AND this is where potions come into the picture. I’ve always taught molarity by having students create their own molar solutions. This is a laboratory activity that I highly recommend to all chemistry teachers because students cannot learn this skill through word problems alone. Students need practical engagement with volumetric flasks, the molarity equation, and understanding how to use the periodic table. Every year that I do the molarity lab, I see the misconceptions. Students are good at putting numbers into equations, but put those kids in a lab, and they cease up like butter on ice. SO, without further ado, here is my rendition of Harry Potter’s Potions lab as an engaging way to teach molarity.
Objective: Students will use their knowledge of the molarity equation to create an assigned molar solution of Copper (II) Sulfate Pentahydrate. (Note: Copper (II) Chloride is an acceptable substitute for Copper (II) Sulfate Pentahydrate.)
Overview: Each lab group will be tasked with making an assigned molar solution of Copper (II) sulfate Pentahydrate. After each group has created their solution, they will test their accuracy by graphical analysis of known molar solutions (Beer’s Law) through the use of a colorimeter.
Materials: Volumetric Flasks of various sizes between 25 mL and 100mL (quantity dependent on class size), Solid CuS04-5H20, Scoopulas, DI water, Colorimeter (I use Vernier), LoggerPro software.

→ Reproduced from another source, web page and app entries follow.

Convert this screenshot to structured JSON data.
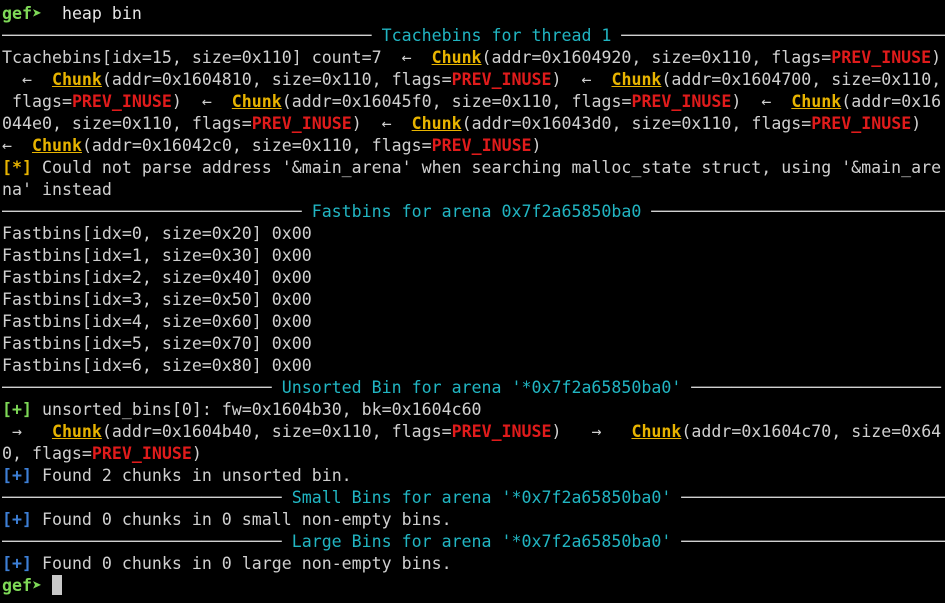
{
  "prompt": "gef➤",
  "command": "heap bin",
  "sections": {
    "tcache_title": "Tcachebins for thread 1",
    "fastbins_title": "Fastbins for arena 0x7f2a65850ba0",
    "unsorted_title": "Unsorted Bin for arena '*0x7f2a65850ba0'",
    "small_title": "Small Bins for arena '*0x7f2a65850ba0'",
    "large_title": "Large Bins for arena '*0x7f2a65850ba0'"
  },
  "chunk_word": "Chunk",
  "inuse_word": "PREV_INUSE",
  "tcache": {
    "header": "Tcachebins[idx=15, size=0x110] count=7",
    "chunks": [
      "0x1604920",
      "0x1604810",
      "0x1604700",
      "0x16045f0",
      "0x16044e0",
      "0x16043d0",
      "0x16042c0"
    ],
    "size": "0x110"
  },
  "warning": {
    "marker": "[*]",
    "text_line1": " Could not parse address '&main_arena' when searching malloc_state struct, using '&main_are",
    "text_line2": "na' instead"
  },
  "fastbins": [
    "Fastbins[idx=0, size=0x20] 0x00",
    "Fastbins[idx=1, size=0x30] 0x00",
    "Fastbins[idx=2, size=0x40] 0x00",
    "Fastbins[idx=3, size=0x50] 0x00",
    "Fastbins[idx=4, size=0x60] 0x00",
    "Fastbins[idx=5, size=0x70] 0x00",
    "Fastbins[idx=6, size=0x80] 0x00"
  ],
  "unsorted": {
    "marker": "[+]",
    "header": " unsorted_bins[0]: fw=0x1604b30, bk=0x1604c60",
    "chunk1": "0x1604b40",
    "chunk2": "0x1604c70",
    "size": "0x110",
    "found_marker": "[+]",
    "found": " Found 2 chunks in unsorted bin."
  },
  "small": {
    "marker": "[+]",
    "found": " Found 0 chunks in 0 small non-empty bins."
  },
  "large": {
    "marker": "[+]",
    "found": " Found 0 chunks in 0 large non-empty bins."
  }
}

Prior Knowledge: Students should be familiar with the molarity equation and should have an understanding of dimensional analysis. (Beer’s Law is not required knowledge for this lab, however, for Advanced Chemistry courses, this would be an appropriate extension.)
- Instruct students that they are tasked with creating their own potion!
- Each “Potion” must have the assigned molarity. (I give these to students on a card)
- Students go to their lab stations (each with the materials and assigned volumetric flask) and must create their potion based on their understandings of the molarity equation.
- When all the students have created their potions, I explain Beer’s Law and show them (using my computer) how to create a line of best fit with known concentrations of CuS04-5H20. (If you are unfamiliar with Beer’s Law, here is a demonstration from the Vernier Website.)
- Once our line of best fit is created, students test their “potions” to see if their molarity has the predicted absorbance.
- Get ready for excitement! Students love to see how close they are to the predicted absorbance. We were lucky enough to see students obtain PERFECT absorbance values for their potions!
I give homework passes when students win competitions. You can tailor the class to best fit your needs. Please feel free to contact me with any of your questions or if you need any assistance. Below is the link to the student handout. Feel free to use and modify for your classroom!